| Task item |
Nothing but a number should be given: how many lines of the records include "icon"?

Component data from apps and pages
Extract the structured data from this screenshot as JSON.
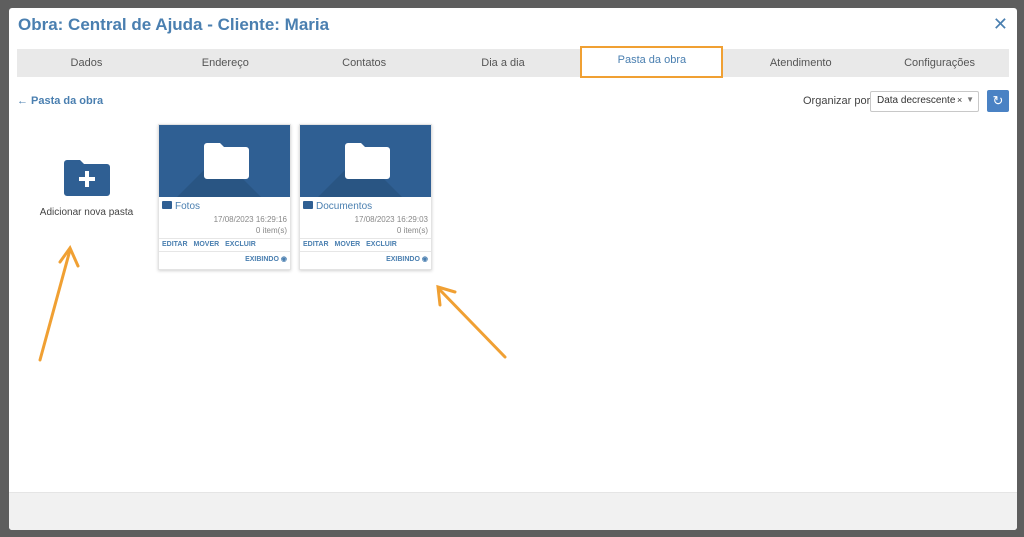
{
  "modal": {
    "title": "Obra: Central de Ajuda - Cliente: Maria",
    "close_icon": "close-icon"
  },
  "tabs": [
    {
      "label": "Dados"
    },
    {
      "label": "Endereço"
    },
    {
      "label": "Contatos"
    },
    {
      "label": "Dia a dia"
    },
    {
      "label": "Pasta da obra",
      "active": true
    },
    {
      "label": "Atendimento"
    },
    {
      "label": "Configurações"
    }
  ],
  "nav": {
    "back_label": "Pasta da obra",
    "back_icon": "arrow-left-icon"
  },
  "sort": {
    "label": "Organizar por",
    "selected": "Data decrescente",
    "clear": "×",
    "refresh_icon": "refresh-icon"
  },
  "add_folder": {
    "label": "Adicionar nova pasta",
    "icon": "folder-plus-icon"
  },
  "folders": [
    {
      "name": "Fotos",
      "date": "17/08/2023 16:29:16",
      "count": "0 item(s)",
      "edit": "EDITAR",
      "move": "MOVER",
      "delete": "EXCLUIR",
      "view": "EXIBINDO"
    },
    {
      "name": "Documentos",
      "date": "17/08/2023 16:29:03",
      "count": "0 item(s)",
      "edit": "EDITAR",
      "move": "MOVER",
      "delete": "EXCLUIR",
      "view": "EXIBINDO"
    }
  ],
  "colors": {
    "accent": "#4a7fb0",
    "folder_bg": "#2f5f93",
    "highlight": "#f0a033"
  }
}
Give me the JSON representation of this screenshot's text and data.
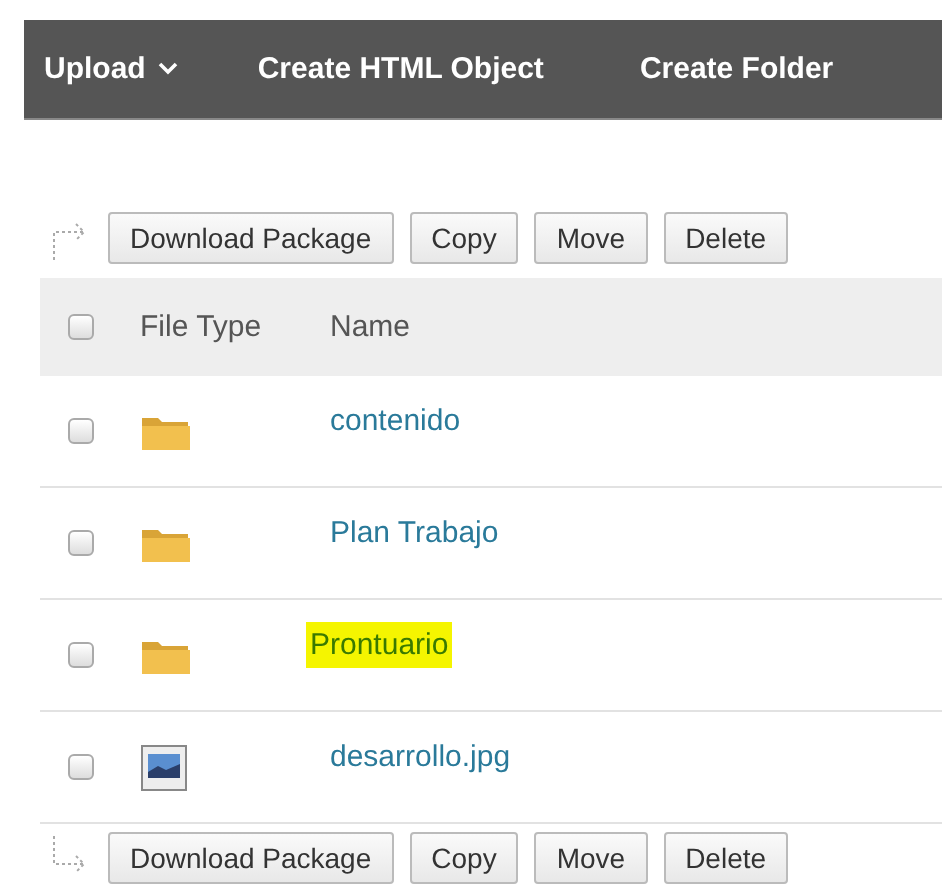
{
  "toolbar": {
    "items": [
      {
        "label": "Upload",
        "kind": "menu"
      },
      {
        "label": "Create HTML Object",
        "kind": "action"
      },
      {
        "label": "Create Folder",
        "kind": "action"
      }
    ]
  },
  "top_actions": [
    "Download Package",
    "Copy",
    "Move",
    "Delete"
  ],
  "table": {
    "select_all": {
      "checked": false
    },
    "columns": [
      "File Type",
      "Name"
    ],
    "rows": [
      {
        "kind": "folder",
        "name": "contenido",
        "checked": false,
        "highlighted": false
      },
      {
        "kind": "folder",
        "name": "Plan Trabajo",
        "checked": false,
        "highlighted": false
      },
      {
        "kind": "folder",
        "name": "Prontuario",
        "checked": false,
        "highlighted": true
      },
      {
        "kind": "image",
        "name": "desarrollo.jpg",
        "checked": false,
        "highlighted": false
      }
    ]
  },
  "bottom_actions": [
    "Download Package",
    "Copy",
    "Move",
    "Delete"
  ]
}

| Solution to the exercise |
4